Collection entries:
[Start of Attachment]

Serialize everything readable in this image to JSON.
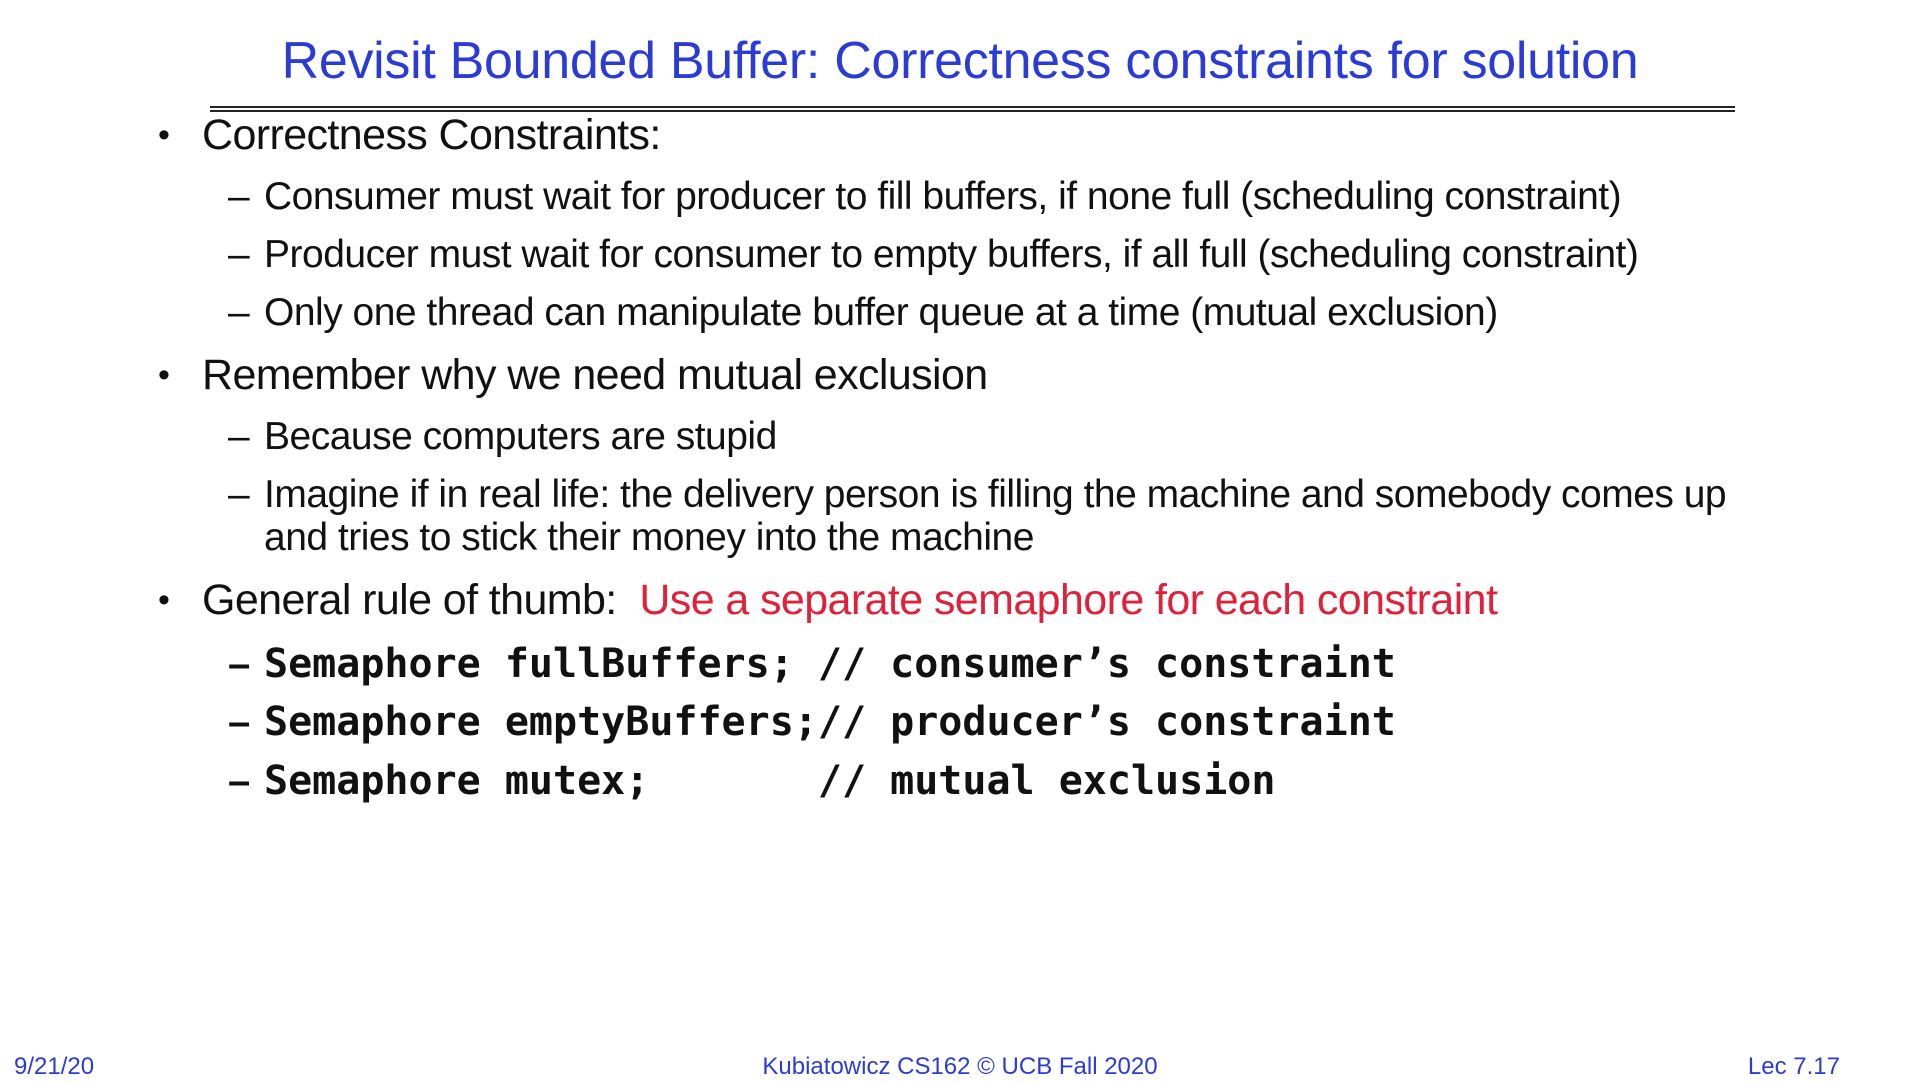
{
  "title": "Revisit Bounded Buffer: Correctness constraints for solution",
  "bullets": [
    {
      "text": "Correctness Constraints:",
      "subs": [
        "Consumer must wait for producer to fill buffers, if none full (scheduling constraint)",
        "Producer must wait for consumer to empty buffers, if all full (scheduling constraint)",
        "Only one thread can manipulate buffer queue at a time (mutual exclusion)"
      ]
    },
    {
      "text": "Remember why we need mutual exclusion",
      "subs": [
        "Because computers are stupid",
        "Imagine if in real life: the delivery person is filling the machine and somebody comes up",
        "and tries to stick their money into the machine"
      ]
    },
    {
      "text": "General rule of thumb:",
      "accent": "Use a separate semaphore for each constraint",
      "code": [
        "Semaphore fullBuffers; // consumer’s constraint",
        "Semaphore emptyBuffers;// producer’s constraint",
        "Semaphore mutex;       // mutual exclusion"
      ]
    }
  ],
  "footer": {
    "date": "9/21/20",
    "center": "Kubiatowicz CS162 © UCB Fall 2020",
    "lecture": "Lec 7.17"
  },
  "colors": {
    "title": "#2b3bd6",
    "accent": "#e0213a",
    "footer": "#2b3bd6"
  }
}
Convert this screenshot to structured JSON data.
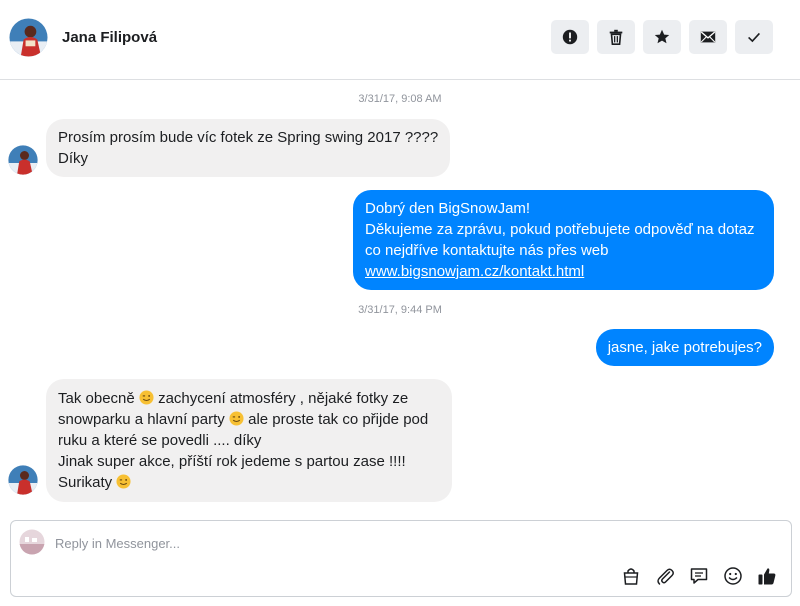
{
  "header": {
    "contact_name": "Jana Filipová",
    "actions": [
      {
        "icon": "alert-icon"
      },
      {
        "icon": "trash-icon"
      },
      {
        "icon": "star-icon"
      },
      {
        "icon": "mail-icon"
      },
      {
        "icon": "check-icon"
      }
    ]
  },
  "thread": {
    "timestamps": [
      "3/31/17, 9:08 AM",
      "3/31/17, 9:44 PM"
    ],
    "messages": [
      {
        "from": "them",
        "line1": "Prosím prosím bude víc fotek ze Spring swing 2017 ????",
        "line2": "Díky"
      },
      {
        "from": "me",
        "line1": "Dobrý den BigSnowJam!",
        "line2": "Děkujeme za zprávu, pokud potřebujete odpověď na dotaz",
        "line3": "co nejdříve kontaktujte nás přes web",
        "link": "www.bigsnowjam.cz/kontakt.html"
      },
      {
        "from": "me",
        "text": "jasne, jake potrebujes?"
      },
      {
        "from": "them",
        "p1": "Tak obecně",
        "p2": " zachycení atmosféry , nějaké fotky ze",
        "p3": "snowparku a hlavní party",
        "p4": " ale proste tak co přijde pod",
        "p5": "ruku a které se povedli .... díky",
        "p6": "Jinak super akce, příští rok jedeme s partou zase !!!!",
        "p7": "Surikaty"
      }
    ]
  },
  "composer": {
    "placeholder": "Reply in Messenger...",
    "tools": [
      "bag-icon",
      "attachment-icon",
      "saved-reply-icon",
      "emoji-icon",
      "thumbs-up-icon"
    ]
  },
  "colors": {
    "outgoing_bubble": "#0084ff",
    "incoming_bubble": "#f1f0f0",
    "action_button_bg": "#eceef1"
  }
}
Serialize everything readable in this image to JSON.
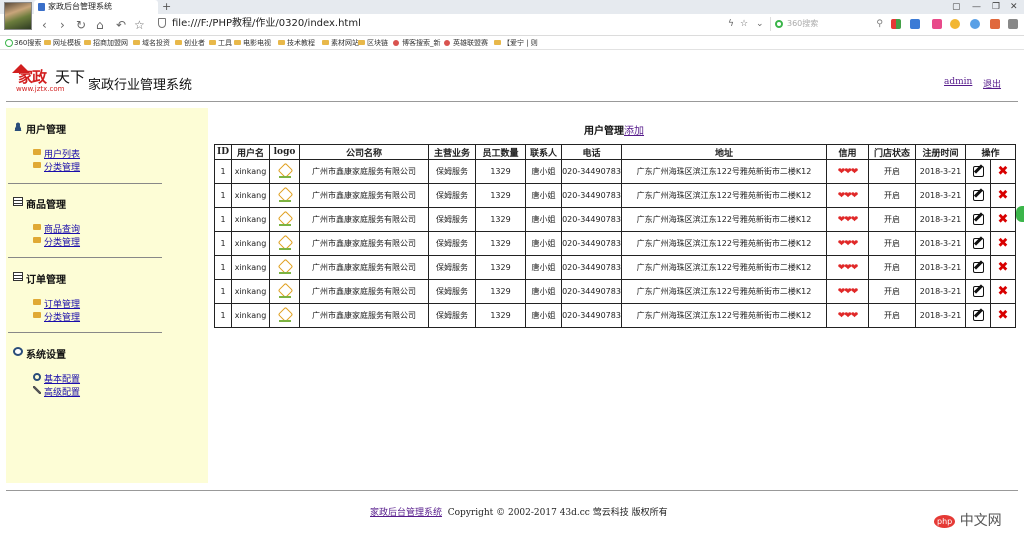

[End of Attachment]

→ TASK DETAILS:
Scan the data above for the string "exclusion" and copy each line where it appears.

→ YOUR RESPONSE:
        "Only one thread can manipulate buffer queue at a time (mutual exclusion)"
      "text": "Remember why we need mutual exclusion",
        "Semaphore mutex;       // mutual exclusion"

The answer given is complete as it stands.